▸ Directions
For each record that follows, give it back exactly, with no pictures included.
---------- Given records
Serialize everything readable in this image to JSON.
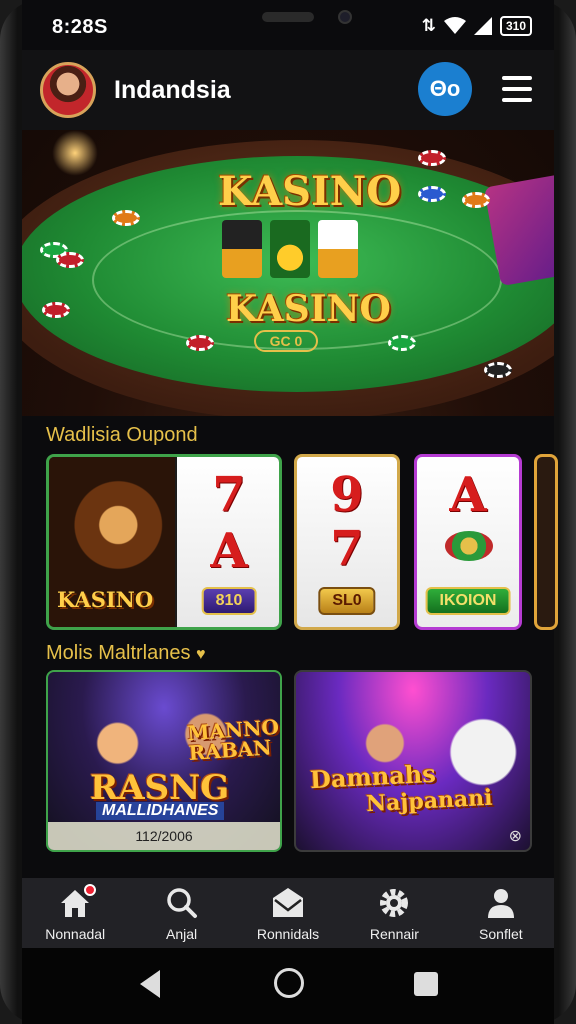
{
  "status_bar": {
    "time": "8:28S",
    "battery": "310"
  },
  "header": {
    "title": "Indandsia",
    "action_button": "Θo"
  },
  "hero": {
    "logo_top": "KASINO",
    "logo_bottom": "KASINO",
    "pot_label": "GC 0"
  },
  "section1": {
    "title": "Wadlisia Oupond",
    "tiles": [
      {
        "logo": "KASINO",
        "reel_top": "7",
        "reel_bottom": "A",
        "label": "810"
      },
      {
        "reel_top": "9",
        "reel_bottom": "7",
        "label": "SL0"
      },
      {
        "reel_top": "A",
        "label": "IKOION"
      }
    ]
  },
  "section2": {
    "title": "Molis Maltrlanes",
    "cards": [
      {
        "badge": "MANNO RABAN",
        "title": "RASNG",
        "subtitle": "MALLIDHANES",
        "footer": "112/2006"
      },
      {
        "title_line1": "Damnahs",
        "title_line2": "Najpanani"
      }
    ]
  },
  "bottom_nav": {
    "items": [
      {
        "label": "Nonnadal",
        "icon": "home-icon"
      },
      {
        "label": "Anjal",
        "icon": "search-icon"
      },
      {
        "label": "Ronnidals",
        "icon": "mail-icon"
      },
      {
        "label": "Rennair",
        "icon": "gear-icon"
      },
      {
        "label": "Sonflet",
        "icon": "user-icon"
      }
    ]
  },
  "colors": {
    "accent": "#1b7fd0",
    "section_title": "#e6c04a",
    "felt": "#1f8a33"
  }
}
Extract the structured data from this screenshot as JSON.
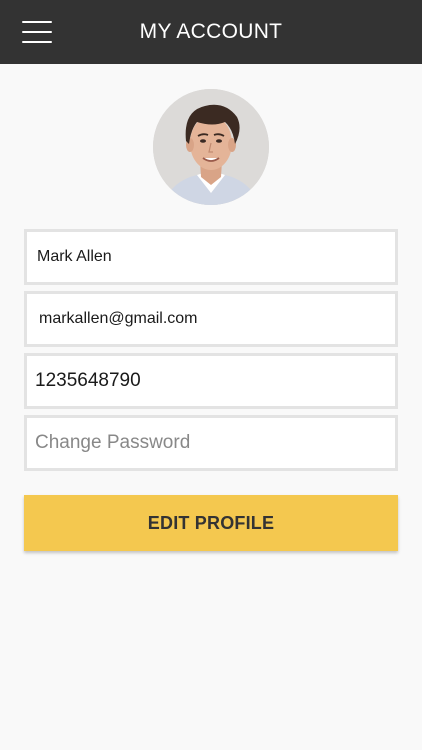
{
  "header": {
    "title": "MY ACCOUNT",
    "menu_icon": "hamburger-menu-icon"
  },
  "profile": {
    "avatar_icon": "user-avatar-photo"
  },
  "form": {
    "name_value": "Mark Allen",
    "email_value": "markallen@gmail.com",
    "phone_value": "1235648790",
    "password_placeholder": "Change Password"
  },
  "actions": {
    "edit_label": "EDIT PROFILE"
  },
  "colors": {
    "header_bg": "#333333",
    "accent_button": "#f4c84f",
    "page_bg": "#f9f9f9"
  }
}
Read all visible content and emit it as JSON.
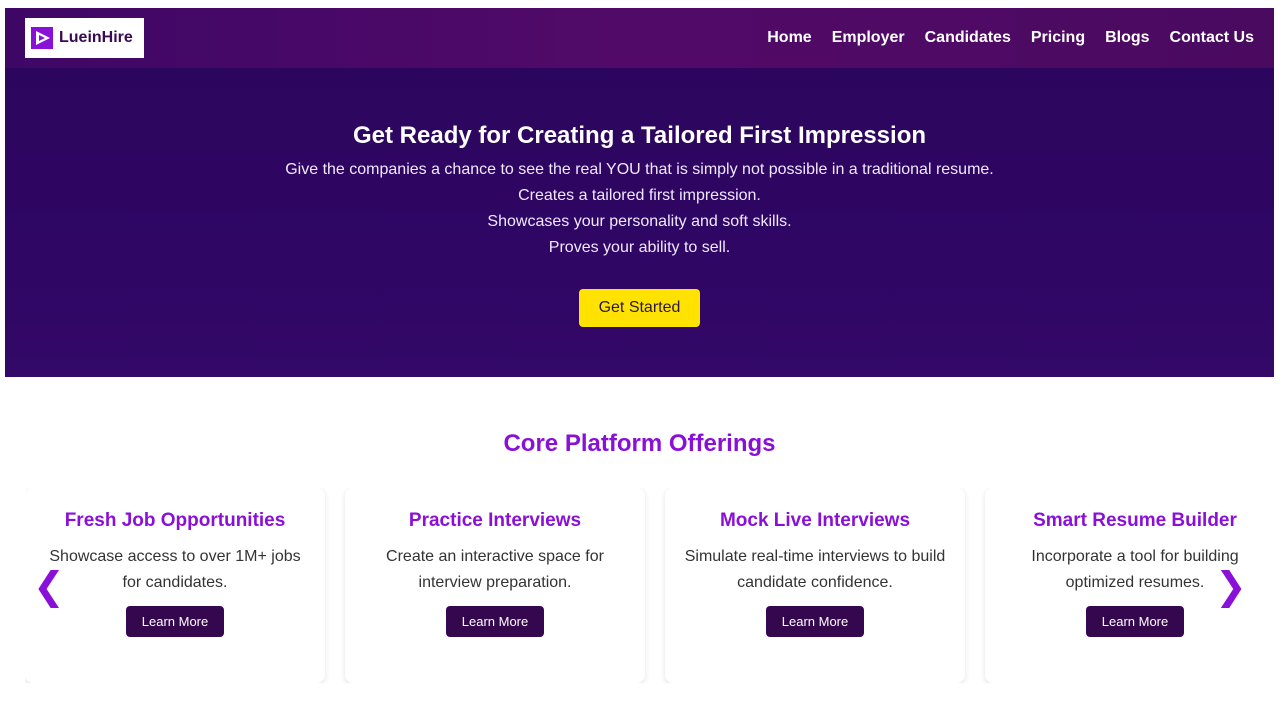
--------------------
▸ Finished task
Serialize everything readable in this image to JSON.
{
  "status_bar": {
    "time": "8:28S",
    "battery": "310"
  },
  "header": {
    "title": "Indandsia",
    "action_button": "Θo"
  },
  "hero": {
    "logo_top": "KASINO",
    "logo_bottom": "KASINO",
    "pot_label": "GC 0"
  },
  "section1": {
    "title": "Wadlisia Oupond",
    "tiles": [
      {
        "logo": "KASINO",
        "reel_top": "7",
        "reel_bottom": "A",
        "label": "810"
      },
      {
        "reel_top": "9",
        "reel_bottom": "7",
        "label": "SL0"
      },
      {
        "reel_top": "A",
        "label": "IKOION"
      }
    ]
  },
  "section2": {
    "title": "Molis Maltrlanes",
    "cards": [
      {
        "badge": "MANNO RABAN",
        "title": "RASNG",
        "subtitle": "MALLIDHANES",
        "footer": "112/2006"
      },
      {
        "title_line1": "Damnahs",
        "title_line2": "Najpanani"
      }
    ]
  },
  "bottom_nav": {
    "items": [
      {
        "label": "Nonnadal",
        "icon": "home-icon"
      },
      {
        "label": "Anjal",
        "icon": "search-icon"
      },
      {
        "label": "Ronnidals",
        "icon": "mail-icon"
      },
      {
        "label": "Rennair",
        "icon": "gear-icon"
      },
      {
        "label": "Sonflet",
        "icon": "user-icon"
      }
    ]
  },
  "colors": {
    "accent": "#1b7fd0",
    "section_title": "#e6c04a",
    "felt": "#1f8a33"
  }
}
Extract the structured data from this screenshot as JSON.
{
  "header": {
    "title": "MY ACCOUNT",
    "menu_icon": "hamburger-menu-icon"
  },
  "profile": {
    "avatar_icon": "user-avatar-photo"
  },
  "form": {
    "name_value": "Mark Allen",
    "email_value": "markallen@gmail.com",
    "phone_value": "1235648790",
    "password_placeholder": "Change Password"
  },
  "actions": {
    "edit_label": "EDIT PROFILE"
  },
  "colors": {
    "header_bg": "#333333",
    "accent_button": "#f4c84f",
    "page_bg": "#f9f9f9"
  }
}
Read all visible content and emit it as JSON.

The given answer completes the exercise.